7 Name the best horse you've ever ridden and why?
I've ridden several good ones.
I like the one I'm riding right now, Megazord (he's 10). I had Brandy when I roped with Rich in about 1993, Kojak in the late '80s, Bertha in the early '90s and Doc when I first started out in the PRCA. Dutch was by far the best in the steer roping. The great ones want you to win. They pull out all the stops and try. They give you 110 percent every time, no matter what the conditions, or if they're tired or sore. They're just like a top athlete-when it's on the line they're going to give you all they've got. They all have that in common.

8 What do you consider your greatest accomplishment?
Surviving 20-some years in the rodeo business. Winning three world championships, the NFR average four times, and the NFSR average one time-those were all things I set out to do. The only thing I haven't accomplished that I set out to do was win the world in the steer roping. I don't have that burning desire like I did have. It'd still be great to do it, but it's not a priority at this point.

9 What's your favorite rodeo?
The National Finals has to be one of the favorites because all the money's there. I've always liked Dodge City (Kan.), too. I usually do good there. I like San Antonio and Houston, but I have years I do and don't do good at those. It seems like I always win something at Dodge. (When I pointed out that Jefry's Switzer's practice pen in Dodge is where he darn near met his maker a few years back, the eternal wise-cracker fired off, "Hey, you live and die for your favorite rodeo.")

10 What's the secret to your longevity?
I have no secrets. I just try to stay active. I like to hang out with the younger guys. They keep you on your toes. They're sharp and witty, and you have to be sharp and witty with them. I like to hang out with (son) Walker and his buddies, and I try to stay as positive as I can.

11 Any goals left?
My goal is always another world championship. That's what keeps everybody going. As long as I have good horses, good partners and I'm physically able, I'm going to keep trying for a while. If I can't make a living and support my family, it's time to do something different. If you don't have a goal to win a world championship you don't need to be out here, because you aren't striving to be the best. Your roping will go downhill if you back off like that.

12 What's next (after rodeo), and when do you expect to ride off into the sunset?
I'll take the fifth on that one.
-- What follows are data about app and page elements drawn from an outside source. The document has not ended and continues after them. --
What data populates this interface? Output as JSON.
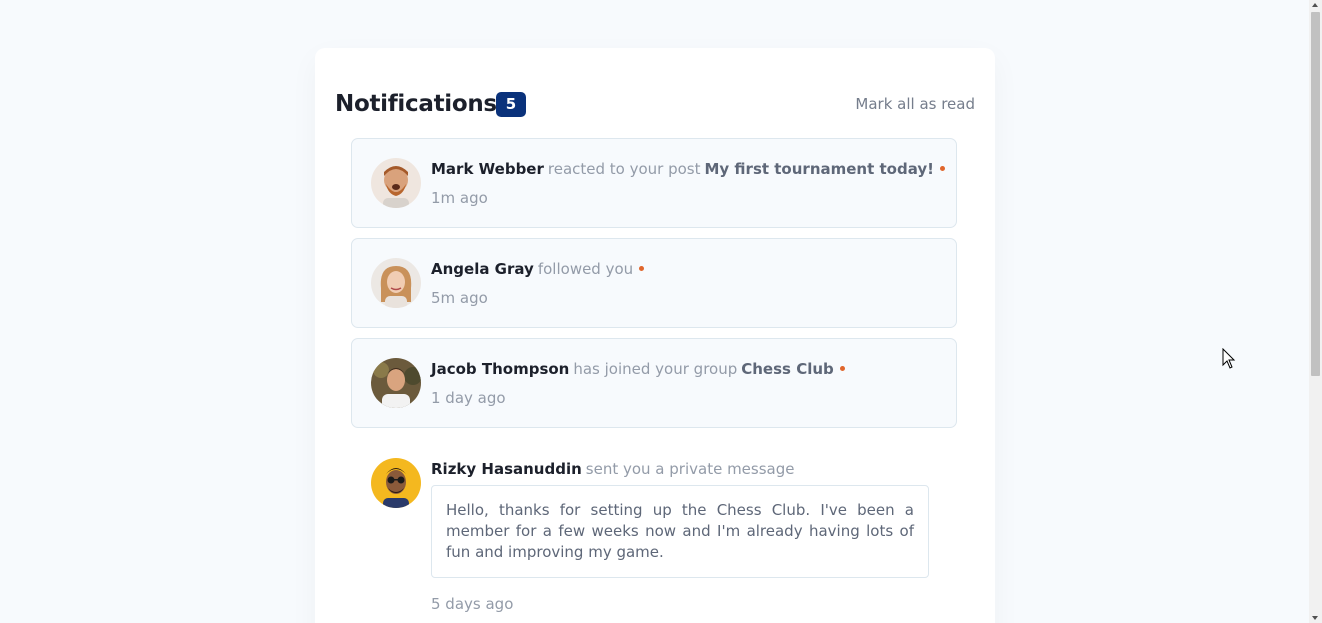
{
  "header": {
    "title": "Notifications",
    "unread_count": "5",
    "mark_all_label": "Mark all as read"
  },
  "notifications": [
    {
      "name": "Mark Webber",
      "action": "reacted to your post",
      "target": "My first tournament today!",
      "time": "1m ago",
      "unread": true,
      "avatar_icon": "avatar-mark-webber"
    },
    {
      "name": "Angela Gray",
      "action": "followed you",
      "target": "",
      "time": "5m ago",
      "unread": true,
      "avatar_icon": "avatar-angela-gray"
    },
    {
      "name": "Jacob Thompson",
      "action": "has joined your group",
      "target": "Chess Club",
      "time": "1 day ago",
      "unread": true,
      "avatar_icon": "avatar-jacob-thompson"
    },
    {
      "name": "Rizky Hasanuddin",
      "action": "sent you a private message",
      "message": "Hello, thanks for setting up the Chess Club. I've been a member for a few weeks now and I'm already having lots of fun and improving my game.",
      "time": "5 days ago",
      "unread": false,
      "avatar_icon": "avatar-rizky-hasanuddin"
    }
  ],
  "colors": {
    "background": "#f7fafd",
    "badge": "#0a327b",
    "unread_dot": "#e0662c",
    "heading": "#1c202b",
    "muted": "#939ba8"
  }
}
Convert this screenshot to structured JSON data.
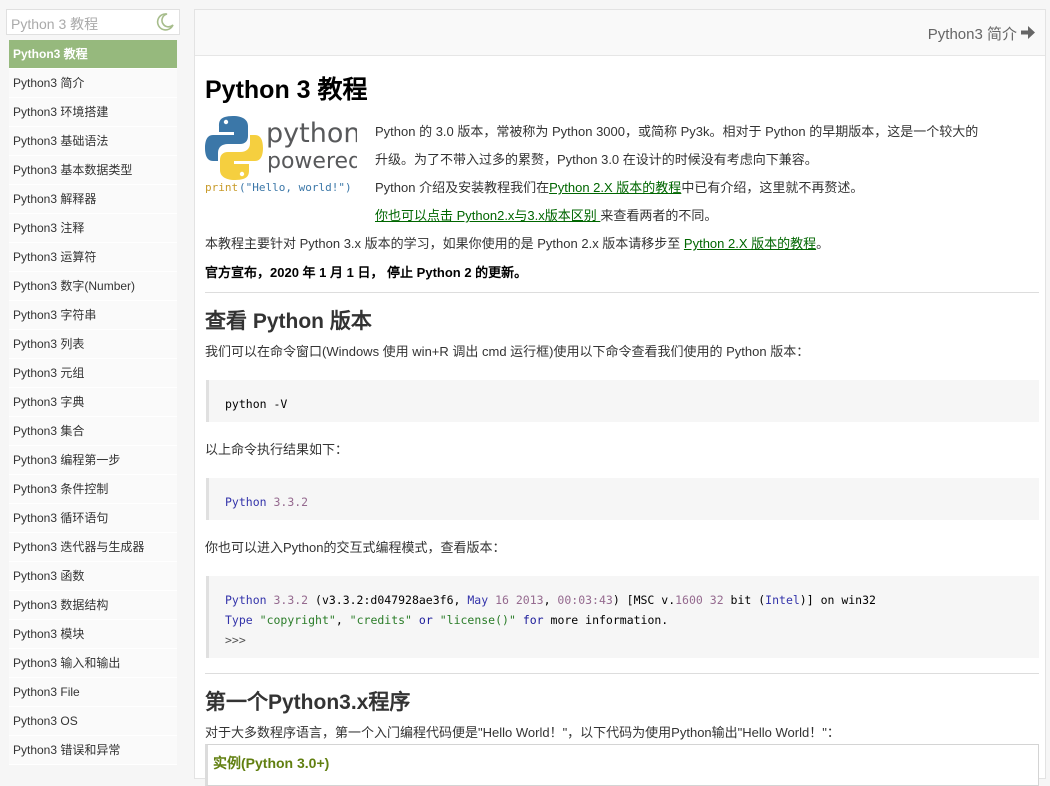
{
  "sidebar": {
    "search_placeholder": "Python 3 教程",
    "items": [
      {
        "label": "Python3 教程"
      },
      {
        "label": "Python3 简介"
      },
      {
        "label": "Python3 环境搭建"
      },
      {
        "label": "Python3 基础语法"
      },
      {
        "label": "Python3 基本数据类型"
      },
      {
        "label": "Python3 解释器"
      },
      {
        "label": "Python3 注释"
      },
      {
        "label": "Python3 运算符"
      },
      {
        "label": "Python3 数字(Number)"
      },
      {
        "label": "Python3 字符串"
      },
      {
        "label": "Python3 列表"
      },
      {
        "label": "Python3 元组"
      },
      {
        "label": "Python3 字典"
      },
      {
        "label": "Python3 集合"
      },
      {
        "label": "Python3 编程第一步"
      },
      {
        "label": "Python3 条件控制"
      },
      {
        "label": "Python3 循环语句"
      },
      {
        "label": "Python3 迭代器与生成器"
      },
      {
        "label": "Python3 函数"
      },
      {
        "label": "Python3 数据结构"
      },
      {
        "label": "Python3 模块"
      },
      {
        "label": "Python3 输入和输出"
      },
      {
        "label": "Python3 File"
      },
      {
        "label": "Python3 OS"
      },
      {
        "label": "Python3 错误和异常"
      }
    ]
  },
  "topbar": {
    "next_label": "Python3 简介"
  },
  "article": {
    "title": "Python 3 教程",
    "logo": {
      "word1": "python",
      "word2": "powered",
      "code_print": "print",
      "code_arg": "(\"Hello, world!\")"
    },
    "intro1": "Python 的 3.0 版本，常被称为 Python 3000，或简称 Py3k。相对于 Python 的早期版本，这是一个较大的",
    "intro2": "升级。为了不带入过多的累赘，Python 3.0 在设计的时候没有考虑向下兼容。",
    "intro3_pre": "Python 介绍及安装教程我们在",
    "intro3_link": "Python 2.X 版本的教程",
    "intro3_post": "中已有介绍，这里就不再赘述。",
    "intro4_link": "你也可以点击 Python2.x与3.x版本区别 ",
    "intro4_post": "来查看两者的不同。",
    "intro5_pre": "本教程主要针对 Python 3.x 版本的学习，如果你使用的是 Python 2.x 版本请移步至 ",
    "intro5_link": "Python 2.X 版本的教程",
    "intro5_post": "。",
    "announce": "官方宣布，2020 年 1 月 1 日， 停止 Python 2 的更新。",
    "h2_version": "查看 Python 版本",
    "version_desc": "我们可以在命令窗口(Windows 使用 win+R 调出 cmd 运行框)使用以下命令查看我们使用的 Python 版本：",
    "code1": {
      "a": "python ",
      "b": "-V"
    },
    "result_desc": "以上命令执行结果如下：",
    "code2": {
      "a": "Python ",
      "b": "3.3.2"
    },
    "interactive_desc": "你也可以进入Python的交互式编程模式，查看版本：",
    "code3": {
      "l1a": "Python ",
      "l1b": "3.3.2",
      "l1c": " (v3.3.2:d047928ae3f6, ",
      "l1d": "May",
      "l1e": " ",
      "l1f": "16",
      "l1g": " ",
      "l1h": "2013",
      "l1i": ", ",
      "l1j": "00:03:43",
      "l1k": ") [MSC v.",
      "l1l": "1600",
      "l1m": " ",
      "l1n": "32",
      "l1o": " bit (",
      "l1p": "Intel",
      "l1q": ")] on win32",
      "l2a": "Type",
      "l2b": " ",
      "l2c": "\"copyright\"",
      "l2d": ", ",
      "l2e": "\"credits\"",
      "l2f": " ",
      "l2g": "or",
      "l2h": " ",
      "l2i": "\"license()\"",
      "l2j": " ",
      "l2k": "for",
      "l2l": " more information.",
      "l3": ">>>"
    },
    "h2_first": "第一个Python3.x程序",
    "first_desc": "对于大多数程序语言，第一个入门编程代码便是\"Hello World！\"，以下代码为使用Python输出\"Hello World！\"：",
    "example_title": "实例(Python 3.0+)"
  },
  "colors": {
    "sidebar_active": "#96b97d",
    "link": "#006600",
    "example_title": "#617f10"
  }
}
No, I really like giving roping lessons and teaching schools. As for when, I'll make the move when I can't win anymore. When I can't support my family it'll be time to hang 'em up and go to work. They haven't made too many that can beat me yet, so I think I'm still all right.